[Items from an interface collection]
########################################
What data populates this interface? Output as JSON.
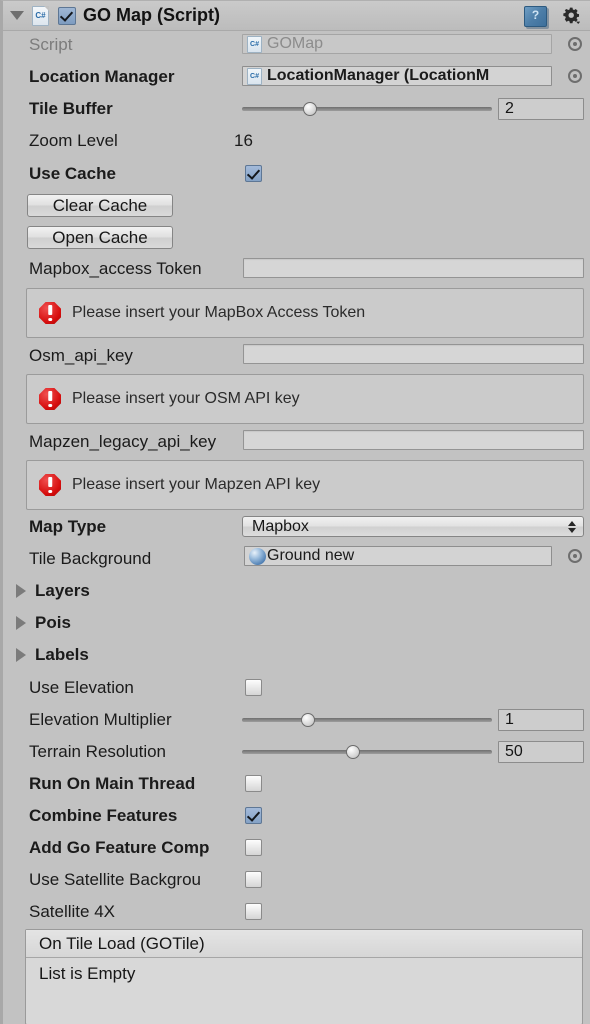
{
  "header": {
    "title": "GO Map (Script)",
    "foldout_icon": "foldout-triangle-down",
    "script_icon_label": "C#",
    "enabled": true,
    "help_icon": "help-book-icon",
    "settings_icon": "gear-icon"
  },
  "fields": {
    "script": {
      "label": "Script",
      "value": "GOMap",
      "icon": "cs-script-icon",
      "bold_label": false,
      "disabled": true
    },
    "location_manager": {
      "label": "Location Manager",
      "value": "LocationManager (LocationM",
      "icon": "cs-script-icon",
      "bold_label": true
    },
    "tile_buffer": {
      "label": "Tile Buffer",
      "value": "2",
      "bold_label": true,
      "slider_pct": 26
    },
    "zoom_level": {
      "label": "Zoom Level",
      "value": "16",
      "bold_label": false
    },
    "use_cache": {
      "label": "Use Cache",
      "checked": true,
      "bold_label": true
    },
    "clear_cache_button": {
      "label": "Clear Cache"
    },
    "open_cache_button": {
      "label": "Open Cache"
    },
    "mapbox_token": {
      "label": "Mapbox_access Token",
      "value": "",
      "bold_label": false
    },
    "mapbox_help": {
      "message": "Please insert your MapBox Access Token",
      "icon": "error-icon"
    },
    "osm_key": {
      "label": "Osm_api_key",
      "value": "",
      "bold_label": false
    },
    "osm_help": {
      "message": "Please insert your OSM API key",
      "icon": "error-icon"
    },
    "mapzen_key": {
      "label": "Mapzen_legacy_api_key",
      "value": "",
      "bold_label": false
    },
    "mapzen_help": {
      "message": "Please insert your Mapzen API key",
      "icon": "error-icon"
    },
    "map_type": {
      "label": "Map Type",
      "value": "Mapbox",
      "bold_label": true,
      "options": [
        "Mapbox"
      ]
    },
    "tile_background": {
      "label": "Tile Background",
      "value": "Ground new",
      "icon": "material-sphere-icon",
      "bold_label": false
    },
    "layers": {
      "label": "Layers",
      "expanded": false,
      "bold_label": true
    },
    "pois": {
      "label": "Pois",
      "expanded": false,
      "bold_label": true
    },
    "labels": {
      "label": "Labels",
      "expanded": false,
      "bold_label": true
    },
    "use_elevation": {
      "label": "Use Elevation",
      "checked": false,
      "bold_label": false
    },
    "elevation_multiplier": {
      "label": "Elevation Multiplier",
      "value": "1",
      "bold_label": false,
      "slider_pct": 25
    },
    "terrain_resolution": {
      "label": "Terrain Resolution",
      "value": "50",
      "bold_label": false,
      "slider_pct": 44
    },
    "run_on_main_thread": {
      "label": "Run On Main Thread",
      "checked": false,
      "bold_label": true
    },
    "combine_features": {
      "label": "Combine Features",
      "checked": true,
      "bold_label": true
    },
    "add_go_feature_component": {
      "label": "Add Go Feature Comp",
      "checked": false,
      "bold_label": true
    },
    "use_satellite_background": {
      "label": "Use Satellite Backgrou",
      "checked": false,
      "bold_label": false
    },
    "satellite_4x": {
      "label": "Satellite 4X",
      "checked": false,
      "bold_label": false
    }
  },
  "event_list": {
    "header": "On Tile Load (GOTile)",
    "empty_text": "List is Empty"
  },
  "colors": {
    "background": "#c2c2c2",
    "field": "#d3d3d3",
    "accent_checkbox": "#84a2c6",
    "error": "#d60d0d",
    "text": "#1b1b1b",
    "text_dim": "#7c7c7c"
  }
}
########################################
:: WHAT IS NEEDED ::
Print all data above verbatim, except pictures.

:: COMPLETED EXERCISE ::
What data populates this interface? Output as JSON.
{
  "header": {
    "title": "GO Map (Script)",
    "foldout_icon": "foldout-triangle-down",
    "script_icon_label": "C#",
    "enabled": true,
    "help_icon": "help-book-icon",
    "settings_icon": "gear-icon"
  },
  "fields": {
    "script": {
      "label": "Script",
      "value": "GOMap",
      "icon": "cs-script-icon",
      "bold_label": false,
      "disabled": true
    },
    "location_manager": {
      "label": "Location Manager",
      "value": "LocationManager (LocationM",
      "icon": "cs-script-icon",
      "bold_label": true
    },
    "tile_buffer": {
      "label": "Tile Buffer",
      "value": "2",
      "bold_label": true,
      "slider_pct": 26
    },
    "zoom_level": {
      "label": "Zoom Level",
      "value": "16",
      "bold_label": false
    },
    "use_cache": {
      "label": "Use Cache",
      "checked": true,
      "bold_label": true
    },
    "clear_cache_button": {
      "label": "Clear Cache"
    },
    "open_cache_button": {
      "label": "Open Cache"
    },
    "mapbox_token": {
      "label": "Mapbox_access Token",
      "value": "",
      "bold_label": false
    },
    "mapbox_help": {
      "message": "Please insert your MapBox Access Token",
      "icon": "error-icon"
    },
    "osm_key": {
      "label": "Osm_api_key",
      "value": "",
      "bold_label": false
    },
    "osm_help": {
      "message": "Please insert your OSM API key",
      "icon": "error-icon"
    },
    "mapzen_key": {
      "label": "Mapzen_legacy_api_key",
      "value": "",
      "bold_label": false
    },
    "mapzen_help": {
      "message": "Please insert your Mapzen API key",
      "icon": "error-icon"
    },
    "map_type": {
      "label": "Map Type",
      "value": "Mapbox",
      "bold_label": true,
      "options": [
        "Mapbox"
      ]
    },
    "tile_background": {
      "label": "Tile Background",
      "value": "Ground new",
      "icon": "material-sphere-icon",
      "bold_label": false
    },
    "layers": {
      "label": "Layers",
      "expanded": false,
      "bold_label": true
    },
    "pois": {
      "label": "Pois",
      "expanded": false,
      "bold_label": true
    },
    "labels": {
      "label": "Labels",
      "expanded": false,
      "bold_label": true
    },
    "use_elevation": {
      "label": "Use Elevation",
      "checked": false,
      "bold_label": false
    },
    "elevation_multiplier": {
      "label": "Elevation Multiplier",
      "value": "1",
      "bold_label": false,
      "slider_pct": 25
    },
    "terrain_resolution": {
      "label": "Terrain Resolution",
      "value": "50",
      "bold_label": false,
      "slider_pct": 44
    },
    "run_on_main_thread": {
      "label": "Run On Main Thread",
      "checked": false,
      "bold_label": true
    },
    "combine_features": {
      "label": "Combine Features",
      "checked": true,
      "bold_label": true
    },
    "add_go_feature_component": {
      "label": "Add Go Feature Comp",
      "checked": false,
      "bold_label": true
    },
    "use_satellite_background": {
      "label": "Use Satellite Backgrou",
      "checked": false,
      "bold_label": false
    },
    "satellite_4x": {
      "label": "Satellite 4X",
      "checked": false,
      "bold_label": false
    }
  },
  "event_list": {
    "header": "On Tile Load (GOTile)",
    "empty_text": "List is Empty"
  },
  "colors": {
    "background": "#c2c2c2",
    "field": "#d3d3d3",
    "accent_checkbox": "#84a2c6",
    "error": "#d60d0d",
    "text": "#1b1b1b",
    "text_dim": "#7c7c7c"
  }
}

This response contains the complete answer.